-- Supplied material follows --

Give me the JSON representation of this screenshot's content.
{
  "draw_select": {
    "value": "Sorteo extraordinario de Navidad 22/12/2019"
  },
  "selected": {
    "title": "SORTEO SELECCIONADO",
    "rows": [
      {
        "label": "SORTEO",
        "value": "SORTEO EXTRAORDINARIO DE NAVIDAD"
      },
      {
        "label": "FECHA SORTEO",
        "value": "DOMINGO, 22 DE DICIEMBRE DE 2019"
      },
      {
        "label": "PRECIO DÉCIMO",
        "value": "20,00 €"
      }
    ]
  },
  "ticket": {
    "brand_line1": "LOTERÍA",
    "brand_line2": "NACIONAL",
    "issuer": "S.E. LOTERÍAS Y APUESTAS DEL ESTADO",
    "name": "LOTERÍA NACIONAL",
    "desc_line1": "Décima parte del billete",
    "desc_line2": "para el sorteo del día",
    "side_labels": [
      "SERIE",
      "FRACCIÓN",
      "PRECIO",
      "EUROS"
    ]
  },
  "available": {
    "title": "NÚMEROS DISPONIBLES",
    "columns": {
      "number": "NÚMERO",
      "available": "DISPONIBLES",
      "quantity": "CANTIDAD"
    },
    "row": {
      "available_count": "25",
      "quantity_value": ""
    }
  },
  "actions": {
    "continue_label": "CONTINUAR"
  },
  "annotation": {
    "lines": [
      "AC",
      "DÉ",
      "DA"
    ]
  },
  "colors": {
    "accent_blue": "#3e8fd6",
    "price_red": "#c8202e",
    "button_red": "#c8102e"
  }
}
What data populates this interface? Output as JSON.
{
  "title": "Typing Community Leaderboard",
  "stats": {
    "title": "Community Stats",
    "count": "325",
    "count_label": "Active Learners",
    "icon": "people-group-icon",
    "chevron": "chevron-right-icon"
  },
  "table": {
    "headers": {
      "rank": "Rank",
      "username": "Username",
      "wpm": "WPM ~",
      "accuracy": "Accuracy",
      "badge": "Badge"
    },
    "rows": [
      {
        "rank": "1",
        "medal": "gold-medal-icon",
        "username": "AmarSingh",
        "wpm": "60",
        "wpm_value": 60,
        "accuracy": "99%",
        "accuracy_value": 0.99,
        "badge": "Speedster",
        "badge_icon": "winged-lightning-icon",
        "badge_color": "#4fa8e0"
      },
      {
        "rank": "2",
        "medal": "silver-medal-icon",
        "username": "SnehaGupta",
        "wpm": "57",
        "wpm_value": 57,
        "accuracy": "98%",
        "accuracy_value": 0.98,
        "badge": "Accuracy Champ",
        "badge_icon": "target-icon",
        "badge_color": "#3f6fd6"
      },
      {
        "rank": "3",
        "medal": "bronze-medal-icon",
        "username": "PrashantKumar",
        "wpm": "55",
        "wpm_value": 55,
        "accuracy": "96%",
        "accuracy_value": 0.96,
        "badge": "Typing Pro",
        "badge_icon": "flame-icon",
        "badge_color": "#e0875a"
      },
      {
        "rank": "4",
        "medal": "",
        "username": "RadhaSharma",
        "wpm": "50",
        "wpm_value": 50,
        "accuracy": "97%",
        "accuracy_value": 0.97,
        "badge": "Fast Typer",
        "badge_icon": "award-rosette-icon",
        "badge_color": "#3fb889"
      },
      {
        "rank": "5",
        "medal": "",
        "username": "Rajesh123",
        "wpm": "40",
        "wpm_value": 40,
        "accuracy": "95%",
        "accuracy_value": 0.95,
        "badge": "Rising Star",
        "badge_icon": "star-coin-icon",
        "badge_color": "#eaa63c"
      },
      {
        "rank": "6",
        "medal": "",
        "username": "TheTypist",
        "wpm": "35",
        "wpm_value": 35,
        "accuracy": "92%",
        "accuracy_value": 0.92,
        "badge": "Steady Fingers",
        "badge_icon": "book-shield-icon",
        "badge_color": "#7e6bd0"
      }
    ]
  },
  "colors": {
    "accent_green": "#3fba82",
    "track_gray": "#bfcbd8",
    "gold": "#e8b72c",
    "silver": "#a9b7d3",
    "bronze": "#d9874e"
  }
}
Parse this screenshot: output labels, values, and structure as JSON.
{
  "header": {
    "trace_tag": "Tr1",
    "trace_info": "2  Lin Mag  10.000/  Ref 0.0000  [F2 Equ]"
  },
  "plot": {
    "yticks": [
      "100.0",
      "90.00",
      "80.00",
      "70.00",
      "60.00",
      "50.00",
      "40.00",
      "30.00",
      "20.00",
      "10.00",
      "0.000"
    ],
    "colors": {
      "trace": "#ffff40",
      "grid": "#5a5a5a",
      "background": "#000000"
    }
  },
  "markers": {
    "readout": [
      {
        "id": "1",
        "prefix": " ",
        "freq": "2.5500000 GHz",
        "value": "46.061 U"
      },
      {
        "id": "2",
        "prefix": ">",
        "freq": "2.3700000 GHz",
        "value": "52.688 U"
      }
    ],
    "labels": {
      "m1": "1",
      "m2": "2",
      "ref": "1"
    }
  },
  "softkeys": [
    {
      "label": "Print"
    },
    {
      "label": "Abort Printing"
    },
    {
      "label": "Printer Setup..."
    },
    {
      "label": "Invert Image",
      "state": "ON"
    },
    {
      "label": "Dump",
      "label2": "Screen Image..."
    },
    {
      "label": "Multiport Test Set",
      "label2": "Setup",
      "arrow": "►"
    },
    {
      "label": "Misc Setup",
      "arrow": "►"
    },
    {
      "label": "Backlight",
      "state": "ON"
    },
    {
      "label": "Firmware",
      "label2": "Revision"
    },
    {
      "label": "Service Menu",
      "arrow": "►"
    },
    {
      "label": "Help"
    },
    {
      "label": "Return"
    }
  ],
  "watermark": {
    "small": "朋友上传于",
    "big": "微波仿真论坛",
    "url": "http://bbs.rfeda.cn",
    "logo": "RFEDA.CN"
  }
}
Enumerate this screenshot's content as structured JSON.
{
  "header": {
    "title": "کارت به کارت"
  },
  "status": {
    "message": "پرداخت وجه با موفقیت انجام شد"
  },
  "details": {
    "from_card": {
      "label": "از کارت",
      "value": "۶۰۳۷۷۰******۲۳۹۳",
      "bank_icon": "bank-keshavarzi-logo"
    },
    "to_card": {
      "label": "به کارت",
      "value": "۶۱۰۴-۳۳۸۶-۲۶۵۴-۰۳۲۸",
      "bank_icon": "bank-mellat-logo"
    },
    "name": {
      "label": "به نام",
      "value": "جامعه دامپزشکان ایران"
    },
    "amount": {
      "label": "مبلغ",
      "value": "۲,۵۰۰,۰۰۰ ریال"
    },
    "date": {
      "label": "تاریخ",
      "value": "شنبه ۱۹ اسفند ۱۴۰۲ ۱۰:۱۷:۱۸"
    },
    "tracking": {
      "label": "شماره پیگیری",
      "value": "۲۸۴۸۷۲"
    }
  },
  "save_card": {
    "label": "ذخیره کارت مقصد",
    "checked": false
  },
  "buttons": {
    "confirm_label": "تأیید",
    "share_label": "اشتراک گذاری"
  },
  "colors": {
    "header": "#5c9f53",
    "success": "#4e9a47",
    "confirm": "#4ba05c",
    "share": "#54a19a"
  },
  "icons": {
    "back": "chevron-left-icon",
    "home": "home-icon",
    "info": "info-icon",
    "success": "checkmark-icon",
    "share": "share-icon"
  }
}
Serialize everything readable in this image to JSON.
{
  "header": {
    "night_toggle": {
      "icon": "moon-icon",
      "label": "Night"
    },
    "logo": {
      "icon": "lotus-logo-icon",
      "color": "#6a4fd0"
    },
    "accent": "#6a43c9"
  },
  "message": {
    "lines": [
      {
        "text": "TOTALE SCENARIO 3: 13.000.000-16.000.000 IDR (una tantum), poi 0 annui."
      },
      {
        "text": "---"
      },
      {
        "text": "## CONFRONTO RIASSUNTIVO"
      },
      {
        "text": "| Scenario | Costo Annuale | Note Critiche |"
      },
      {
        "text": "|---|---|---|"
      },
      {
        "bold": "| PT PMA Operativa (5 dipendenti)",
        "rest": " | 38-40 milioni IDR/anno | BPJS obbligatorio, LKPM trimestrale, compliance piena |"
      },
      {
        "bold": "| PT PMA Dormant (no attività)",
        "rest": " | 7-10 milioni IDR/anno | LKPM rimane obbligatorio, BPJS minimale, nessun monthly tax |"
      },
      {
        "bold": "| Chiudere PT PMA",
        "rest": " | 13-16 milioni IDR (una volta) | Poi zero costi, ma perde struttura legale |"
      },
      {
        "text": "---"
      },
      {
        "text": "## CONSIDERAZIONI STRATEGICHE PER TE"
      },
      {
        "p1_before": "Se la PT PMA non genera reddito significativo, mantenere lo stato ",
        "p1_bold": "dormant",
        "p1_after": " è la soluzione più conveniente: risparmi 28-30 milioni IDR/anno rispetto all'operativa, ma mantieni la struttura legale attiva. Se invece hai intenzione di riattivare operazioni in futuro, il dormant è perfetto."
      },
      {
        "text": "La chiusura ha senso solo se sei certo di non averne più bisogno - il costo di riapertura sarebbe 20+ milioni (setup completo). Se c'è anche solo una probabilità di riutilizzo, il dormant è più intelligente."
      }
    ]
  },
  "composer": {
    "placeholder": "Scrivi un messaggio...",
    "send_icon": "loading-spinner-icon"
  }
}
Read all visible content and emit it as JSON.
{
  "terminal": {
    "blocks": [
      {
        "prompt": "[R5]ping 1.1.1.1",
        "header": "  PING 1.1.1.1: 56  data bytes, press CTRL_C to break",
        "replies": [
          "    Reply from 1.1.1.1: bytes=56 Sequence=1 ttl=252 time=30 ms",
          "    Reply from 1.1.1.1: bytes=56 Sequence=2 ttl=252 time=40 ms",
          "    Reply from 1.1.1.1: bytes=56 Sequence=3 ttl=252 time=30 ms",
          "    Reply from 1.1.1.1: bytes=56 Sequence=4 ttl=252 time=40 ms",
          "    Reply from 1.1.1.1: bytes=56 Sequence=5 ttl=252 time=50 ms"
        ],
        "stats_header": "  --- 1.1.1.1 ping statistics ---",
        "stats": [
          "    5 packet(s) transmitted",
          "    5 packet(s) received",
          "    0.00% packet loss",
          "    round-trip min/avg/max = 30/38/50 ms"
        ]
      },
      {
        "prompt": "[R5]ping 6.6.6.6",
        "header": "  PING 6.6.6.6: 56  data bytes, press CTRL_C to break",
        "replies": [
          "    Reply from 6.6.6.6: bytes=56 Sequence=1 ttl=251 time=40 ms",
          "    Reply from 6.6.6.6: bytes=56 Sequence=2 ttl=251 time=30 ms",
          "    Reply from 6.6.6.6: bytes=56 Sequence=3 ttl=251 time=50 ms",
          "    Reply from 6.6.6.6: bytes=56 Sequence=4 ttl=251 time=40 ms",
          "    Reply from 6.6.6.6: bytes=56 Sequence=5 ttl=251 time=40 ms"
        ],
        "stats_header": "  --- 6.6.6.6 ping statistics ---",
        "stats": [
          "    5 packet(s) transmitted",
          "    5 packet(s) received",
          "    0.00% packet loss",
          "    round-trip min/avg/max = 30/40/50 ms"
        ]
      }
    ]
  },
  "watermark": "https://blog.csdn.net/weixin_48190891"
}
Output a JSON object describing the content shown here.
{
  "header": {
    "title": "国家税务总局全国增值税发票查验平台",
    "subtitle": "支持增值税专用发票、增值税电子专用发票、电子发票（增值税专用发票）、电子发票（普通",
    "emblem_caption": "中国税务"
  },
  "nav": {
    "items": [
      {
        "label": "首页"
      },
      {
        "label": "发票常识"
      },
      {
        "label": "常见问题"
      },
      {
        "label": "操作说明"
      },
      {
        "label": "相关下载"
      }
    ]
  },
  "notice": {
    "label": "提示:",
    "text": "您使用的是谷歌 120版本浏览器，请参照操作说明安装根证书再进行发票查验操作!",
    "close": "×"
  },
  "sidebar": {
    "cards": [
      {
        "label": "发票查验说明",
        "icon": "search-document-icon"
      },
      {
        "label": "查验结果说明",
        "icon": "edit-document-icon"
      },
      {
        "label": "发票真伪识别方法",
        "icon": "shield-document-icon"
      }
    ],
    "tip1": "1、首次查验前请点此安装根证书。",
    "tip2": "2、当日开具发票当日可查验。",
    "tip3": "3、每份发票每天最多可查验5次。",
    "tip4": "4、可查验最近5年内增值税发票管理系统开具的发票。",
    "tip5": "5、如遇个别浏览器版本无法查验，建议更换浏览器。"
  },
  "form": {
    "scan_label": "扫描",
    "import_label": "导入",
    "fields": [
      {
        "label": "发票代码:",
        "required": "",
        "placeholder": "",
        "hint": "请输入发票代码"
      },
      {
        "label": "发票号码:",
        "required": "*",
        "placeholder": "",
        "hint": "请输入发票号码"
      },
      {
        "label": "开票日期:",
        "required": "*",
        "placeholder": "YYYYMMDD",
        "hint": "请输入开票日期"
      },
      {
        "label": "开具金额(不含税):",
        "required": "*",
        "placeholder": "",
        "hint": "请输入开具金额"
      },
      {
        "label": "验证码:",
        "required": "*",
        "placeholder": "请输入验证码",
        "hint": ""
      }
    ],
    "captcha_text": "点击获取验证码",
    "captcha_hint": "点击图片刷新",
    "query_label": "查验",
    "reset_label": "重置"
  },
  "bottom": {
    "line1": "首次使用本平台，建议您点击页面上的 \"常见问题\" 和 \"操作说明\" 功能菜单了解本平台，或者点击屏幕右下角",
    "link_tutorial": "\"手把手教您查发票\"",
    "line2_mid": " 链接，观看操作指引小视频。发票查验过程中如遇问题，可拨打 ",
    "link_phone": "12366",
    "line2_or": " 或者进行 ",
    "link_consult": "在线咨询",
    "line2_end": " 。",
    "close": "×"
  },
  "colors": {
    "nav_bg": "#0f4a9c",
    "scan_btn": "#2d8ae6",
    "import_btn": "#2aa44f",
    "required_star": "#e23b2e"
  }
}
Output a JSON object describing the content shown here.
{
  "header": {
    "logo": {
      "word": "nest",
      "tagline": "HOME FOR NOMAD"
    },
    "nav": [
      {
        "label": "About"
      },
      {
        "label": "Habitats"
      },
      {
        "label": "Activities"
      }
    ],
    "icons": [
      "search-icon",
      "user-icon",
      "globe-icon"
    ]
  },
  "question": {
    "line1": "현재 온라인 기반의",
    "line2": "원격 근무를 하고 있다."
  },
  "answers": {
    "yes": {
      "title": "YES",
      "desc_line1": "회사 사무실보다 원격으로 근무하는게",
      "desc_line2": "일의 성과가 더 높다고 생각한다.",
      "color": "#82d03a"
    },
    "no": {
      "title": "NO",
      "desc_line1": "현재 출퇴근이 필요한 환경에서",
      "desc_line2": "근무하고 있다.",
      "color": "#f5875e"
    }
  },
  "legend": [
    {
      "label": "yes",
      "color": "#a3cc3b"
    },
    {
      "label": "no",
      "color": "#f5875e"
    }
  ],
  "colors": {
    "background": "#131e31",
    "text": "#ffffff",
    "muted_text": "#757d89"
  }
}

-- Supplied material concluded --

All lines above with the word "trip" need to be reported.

          "    round-trip min/avg/max = 30/38/50 ms"
          "    round-trip min/avg/max = 30/40/50 ms"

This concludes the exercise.